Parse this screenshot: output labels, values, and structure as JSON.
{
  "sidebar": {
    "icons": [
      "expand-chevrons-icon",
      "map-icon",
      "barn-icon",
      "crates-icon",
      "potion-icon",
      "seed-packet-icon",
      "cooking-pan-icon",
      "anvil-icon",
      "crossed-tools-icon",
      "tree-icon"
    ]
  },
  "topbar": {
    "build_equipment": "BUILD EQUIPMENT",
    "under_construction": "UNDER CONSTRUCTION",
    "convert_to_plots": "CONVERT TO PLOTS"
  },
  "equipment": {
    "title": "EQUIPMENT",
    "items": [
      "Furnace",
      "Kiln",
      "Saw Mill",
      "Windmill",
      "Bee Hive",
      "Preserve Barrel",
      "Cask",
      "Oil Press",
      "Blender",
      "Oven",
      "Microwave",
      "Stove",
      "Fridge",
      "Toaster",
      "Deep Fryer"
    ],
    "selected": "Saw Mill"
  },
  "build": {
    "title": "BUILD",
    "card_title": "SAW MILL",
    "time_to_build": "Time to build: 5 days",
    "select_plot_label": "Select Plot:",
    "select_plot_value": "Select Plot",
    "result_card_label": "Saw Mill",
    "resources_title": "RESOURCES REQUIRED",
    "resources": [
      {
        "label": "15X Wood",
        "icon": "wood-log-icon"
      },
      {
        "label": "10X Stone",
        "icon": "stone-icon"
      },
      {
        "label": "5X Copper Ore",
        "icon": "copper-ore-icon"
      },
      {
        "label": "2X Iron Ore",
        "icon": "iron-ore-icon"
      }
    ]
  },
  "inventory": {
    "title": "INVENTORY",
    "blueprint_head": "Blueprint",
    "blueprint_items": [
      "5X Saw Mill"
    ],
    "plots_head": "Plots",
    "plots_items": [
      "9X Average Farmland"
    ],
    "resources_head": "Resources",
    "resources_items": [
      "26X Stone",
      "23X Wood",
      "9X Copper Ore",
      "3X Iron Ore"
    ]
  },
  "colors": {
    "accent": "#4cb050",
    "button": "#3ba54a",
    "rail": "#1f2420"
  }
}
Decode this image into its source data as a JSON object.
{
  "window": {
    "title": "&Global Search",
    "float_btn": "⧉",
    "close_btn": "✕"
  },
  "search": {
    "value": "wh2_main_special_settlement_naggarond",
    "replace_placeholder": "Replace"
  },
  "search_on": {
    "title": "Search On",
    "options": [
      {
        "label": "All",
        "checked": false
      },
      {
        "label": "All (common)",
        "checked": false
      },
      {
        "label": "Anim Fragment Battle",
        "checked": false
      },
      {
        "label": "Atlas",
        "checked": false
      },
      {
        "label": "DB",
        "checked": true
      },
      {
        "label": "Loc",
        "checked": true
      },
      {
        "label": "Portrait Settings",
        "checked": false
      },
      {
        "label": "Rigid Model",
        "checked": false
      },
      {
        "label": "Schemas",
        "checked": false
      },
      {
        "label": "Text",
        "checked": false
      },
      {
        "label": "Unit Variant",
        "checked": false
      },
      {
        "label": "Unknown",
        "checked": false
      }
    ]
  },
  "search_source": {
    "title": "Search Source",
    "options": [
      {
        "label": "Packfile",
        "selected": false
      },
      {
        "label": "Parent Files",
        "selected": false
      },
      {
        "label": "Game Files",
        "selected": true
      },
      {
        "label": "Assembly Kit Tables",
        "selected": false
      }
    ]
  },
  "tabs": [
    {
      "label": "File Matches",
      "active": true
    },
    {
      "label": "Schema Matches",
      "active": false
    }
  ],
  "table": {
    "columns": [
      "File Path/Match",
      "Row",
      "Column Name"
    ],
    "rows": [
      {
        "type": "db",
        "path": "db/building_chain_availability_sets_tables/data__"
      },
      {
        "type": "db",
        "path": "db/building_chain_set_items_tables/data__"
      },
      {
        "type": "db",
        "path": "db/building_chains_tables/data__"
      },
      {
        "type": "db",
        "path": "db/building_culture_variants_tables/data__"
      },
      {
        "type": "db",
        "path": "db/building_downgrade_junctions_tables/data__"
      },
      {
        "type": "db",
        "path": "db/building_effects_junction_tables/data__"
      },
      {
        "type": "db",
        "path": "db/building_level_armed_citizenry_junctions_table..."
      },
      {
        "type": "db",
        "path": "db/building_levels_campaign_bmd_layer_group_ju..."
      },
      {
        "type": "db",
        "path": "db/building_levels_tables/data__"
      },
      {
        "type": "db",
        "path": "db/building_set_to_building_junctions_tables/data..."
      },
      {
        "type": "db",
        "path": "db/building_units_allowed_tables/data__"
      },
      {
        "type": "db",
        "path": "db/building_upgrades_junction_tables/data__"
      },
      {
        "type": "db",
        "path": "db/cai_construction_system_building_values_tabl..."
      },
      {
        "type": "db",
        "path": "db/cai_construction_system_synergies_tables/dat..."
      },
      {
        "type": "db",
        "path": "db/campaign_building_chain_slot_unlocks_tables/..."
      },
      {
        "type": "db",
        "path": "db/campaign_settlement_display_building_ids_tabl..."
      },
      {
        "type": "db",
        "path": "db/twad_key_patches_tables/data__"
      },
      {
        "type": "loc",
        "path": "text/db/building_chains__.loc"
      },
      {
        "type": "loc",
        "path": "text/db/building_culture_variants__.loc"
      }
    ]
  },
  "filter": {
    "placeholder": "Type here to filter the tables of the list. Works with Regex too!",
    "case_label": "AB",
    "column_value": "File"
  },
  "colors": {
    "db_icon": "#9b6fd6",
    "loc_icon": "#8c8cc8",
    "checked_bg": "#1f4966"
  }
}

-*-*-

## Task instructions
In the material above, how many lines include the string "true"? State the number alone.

## The answer
4